* How to complete this task:
All entries that follow are to be written out verbatim.

* Information given:
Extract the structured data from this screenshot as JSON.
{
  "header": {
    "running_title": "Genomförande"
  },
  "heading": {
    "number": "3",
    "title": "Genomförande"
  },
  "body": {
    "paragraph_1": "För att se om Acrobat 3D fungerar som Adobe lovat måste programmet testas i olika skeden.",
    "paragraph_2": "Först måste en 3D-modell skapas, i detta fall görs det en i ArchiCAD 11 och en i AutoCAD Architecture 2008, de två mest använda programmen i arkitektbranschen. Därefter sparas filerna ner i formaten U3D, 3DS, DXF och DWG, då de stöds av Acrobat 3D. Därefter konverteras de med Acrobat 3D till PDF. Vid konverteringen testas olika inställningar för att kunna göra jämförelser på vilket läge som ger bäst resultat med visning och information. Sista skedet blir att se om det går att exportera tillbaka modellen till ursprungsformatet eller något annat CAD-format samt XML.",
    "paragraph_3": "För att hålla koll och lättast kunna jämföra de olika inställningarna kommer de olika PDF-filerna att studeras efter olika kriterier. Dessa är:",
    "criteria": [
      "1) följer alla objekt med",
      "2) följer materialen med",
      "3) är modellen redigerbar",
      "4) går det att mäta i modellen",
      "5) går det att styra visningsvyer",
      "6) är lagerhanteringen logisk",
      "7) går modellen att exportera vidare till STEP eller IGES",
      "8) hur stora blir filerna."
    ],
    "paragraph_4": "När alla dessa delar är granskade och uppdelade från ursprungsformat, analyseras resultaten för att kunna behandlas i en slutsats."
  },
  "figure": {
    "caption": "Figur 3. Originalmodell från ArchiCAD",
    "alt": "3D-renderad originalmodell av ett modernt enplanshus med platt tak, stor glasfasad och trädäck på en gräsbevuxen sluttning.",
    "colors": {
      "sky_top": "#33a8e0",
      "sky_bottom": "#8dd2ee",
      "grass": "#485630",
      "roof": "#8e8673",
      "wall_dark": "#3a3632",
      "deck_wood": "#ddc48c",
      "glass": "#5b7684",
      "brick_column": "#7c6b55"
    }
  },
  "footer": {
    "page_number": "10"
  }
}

* Response:
Extract the structured data from this screenshot as JSON.
{
  "header": {
    "running_title": "Genomförande"
  },
  "heading": {
    "number": "3",
    "title": "Genomförande"
  },
  "body": {
    "paragraph_1": "För att se om Acrobat 3D fungerar som Adobe lovat måste programmet testas i olika skeden.",
    "paragraph_2": "Först måste en 3D-modell skapas, i detta fall görs det en i ArchiCAD 11 och en i AutoCAD Architecture 2008, de två mest använda programmen i arkitektbranschen. Därefter sparas filerna ner i formaten U3D, 3DS, DXF och DWG, då de stöds av Acrobat 3D. Därefter konverteras de med Acrobat 3D till PDF. Vid konverteringen testas olika inställningar för att kunna göra jämförelser på vilket läge som ger bäst resultat med visning och information. Sista skedet blir att se om det går att exportera tillbaka modellen till ursprungsformatet eller något annat CAD-format samt XML.",
    "paragraph_3": "För att hålla koll och lättast kunna jämföra de olika inställningarna kommer de olika PDF-filerna att studeras efter olika kriterier. Dessa är:",
    "criteria": [
      "1) följer alla objekt med",
      "2) följer materialen med",
      "3) är modellen redigerbar",
      "4) går det att mäta i modellen",
      "5) går det att styra visningsvyer",
      "6) är lagerhanteringen logisk",
      "7) går modellen att exportera vidare till STEP eller IGES",
      "8) hur stora blir filerna."
    ],
    "paragraph_4": "När alla dessa delar är granskade och uppdelade från ursprungsformat, analyseras resultaten för att kunna behandlas i en slutsats."
  },
  "figure": {
    "caption": "Figur 3. Originalmodell från ArchiCAD",
    "alt": "3D-renderad originalmodell av ett modernt enplanshus med platt tak, stor glasfasad och trädäck på en gräsbevuxen sluttning.",
    "colors": {
      "sky_top": "#33a8e0",
      "sky_bottom": "#8dd2ee",
      "grass": "#485630",
      "roof": "#8e8673",
      "wall_dark": "#3a3632",
      "deck_wood": "#ddc48c",
      "glass": "#5b7684",
      "brick_column": "#7c6b55"
    }
  },
  "footer": {
    "page_number": "10"
  }
}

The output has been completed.